Letter to the Editor

Are school reforms like the Curriculum 21 ethically justifiable?

I would like to express my heartfelt thanks to the editorial staff of Current Concerns for the far-sighted and careful analyses of the school reforms and, in particular, of the Curriculum 21, which are in most cases only superficially discussed in the media. From the perspective of a pater familias, I have almost daily insight into the concrete effects of the almost chronically progressing school reforms. Discussions with various members of school administrations and school authorities in the canton of Zurich and elsewhere, in which I have addressed specific grievances, to say the least, ended up in a deadlock regarding concepts of learning by self-discovery or classes with different age groups, learning landscapes or other “modern” forms of learning. Here, some of the professionals shied away from any discourse like the Devil from the holy water.
As a physician, I mainly deal with patients, whereas the teacher’s counterpart is the pupil. In both professions, therefore, the human being and his or her future are at the centre, which makes these professional groups and their goals quite comparable. In medical profession, the treatment decisively determines the outcome. However, in medicine, we are sometimes pushed to the limits and have to tell the patient that we cannot cure his illness with the current methods. What also occurs, is that new forms of therapy have been developed, the effectiveness of which has been tested only on a very limited number of patients. As a natural scientist, one is always looking for the latest and the best treatments. With this in mind, many patients with incurable diseases are asked, for example, whether a new treatment method or a new drug may be tried and tested on them. The selection criteria for such procedures are precisely defined. In order to ensure that no malpractice takes place and the protection of the patient is best maintained, the investigator who conducts such studies must submit an application to the respective cantonal committee, whether he is allowed to carry out these experiments on humans. Moreover, the ethics committee must be presented with a large number of documents: listing the criteria for participation, arguing ethical concerns, information material for the subjects (patients) and much more. Only when the ethics committee has examined the entire documentation, the protocols for the patient’s declaration of consent, the patient information and so on, is it allowed to start with the search for suitable patients (subjects). All new forms of therapy may only be conducted in a strictly limited and defined scope and under permanent review by third parties. A new form of therapy which emerges from such a study, is only accepted and the cost reimbursed by the health insurance if in the study the advantages outweigh the disadvantages on a sufficiently large number of patients, and it proves to be better than a conventional therapy.
And how is this actually handled pedagogically in school classes?
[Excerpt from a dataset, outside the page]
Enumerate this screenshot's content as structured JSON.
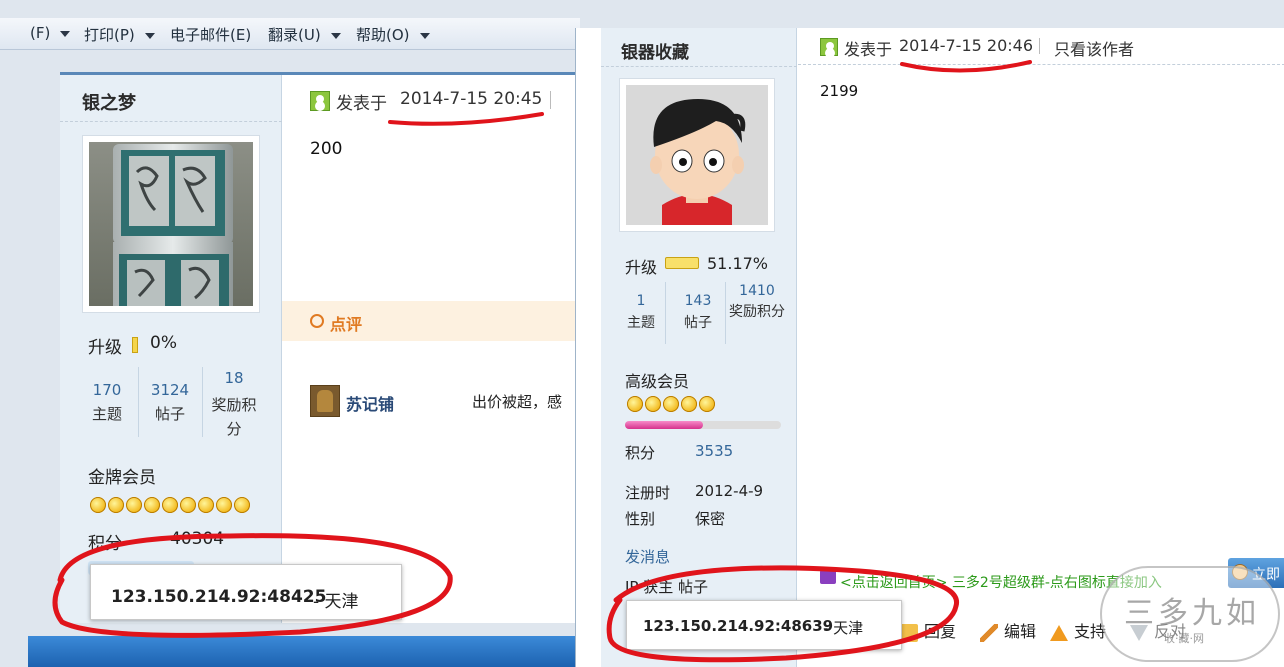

Have the previous forms of teaching failed? In other words, have we reached a point in pedagogy where new forms of learning are absolutely imperative? If so, where is the proof that previous forms of learning are insufficient? It was shocking to learn that many of the teachers, school leaders and authorities I talked to, have not been able to tell me whether the new teaching methods, consisting of mixed-age learning, self-discovery learning forms, learning landscapes, etc. bring out better results. Even with the competency-oriented Curriculum 21, there do not appear to be any studies or test procedures, which indicate that the students have benefitted. If a method is to be checked – no matter in the natural sciences or in pedagogy – then one starts with analysing why the previous method or the old procedure is failing. My search for a reputable analysis, which puts the previous forms of teaching into question, has been unsuccessful so far. Is this ethically justifiable? In medicine, this would result in legal consequences sooner or later.
Now it may be argued that the demands on new forms of therapy in medicine should be given significantly more weight, since the life of the patient is at stake. Is that the case in school classes? Or not? To argue that in medicine the patient can be far more vitally endangered than in the pedagogy of students, I can allow only to a limited extent. It depends on what disease one wants to treat. If I treat cancer, the correct choice of therapy can be decisive for life and death within a few months. In the treatment of age wrinkles, the consequences are much less dramatic. In pedagogy, the student is the focal point. In analogy to the medical care of the patient, the pupil is getting a general education in the school, which he needs not only for his later professional practice, but is also far more fundamental for his responsibility as a citizen of his country and an active part of society. The way in which the school career proceeds with a child can be shaping its whole life – positively or negatively. In other words, the future based on good education is comparable to that of good medical care. At least, from my perspective as a scientist and a father, I would not want to be the judge who is impacting a man’s fate more, the teacher or the doctor. In my opinion, reforms in education should be reviewed in terms of efficiency and evidence, such as new therapies in medicine, before they are introduced in a comprehensive manner.
With this in mind, the careful analyses and reports in Current Concerns are a valuable contribution to the understanding of the current reforms in the educational landscape, for which I would like to express a lot of thanks at this point.

Prof Dr David Holzmann, Maur (CH)

(Translation Current Concerns)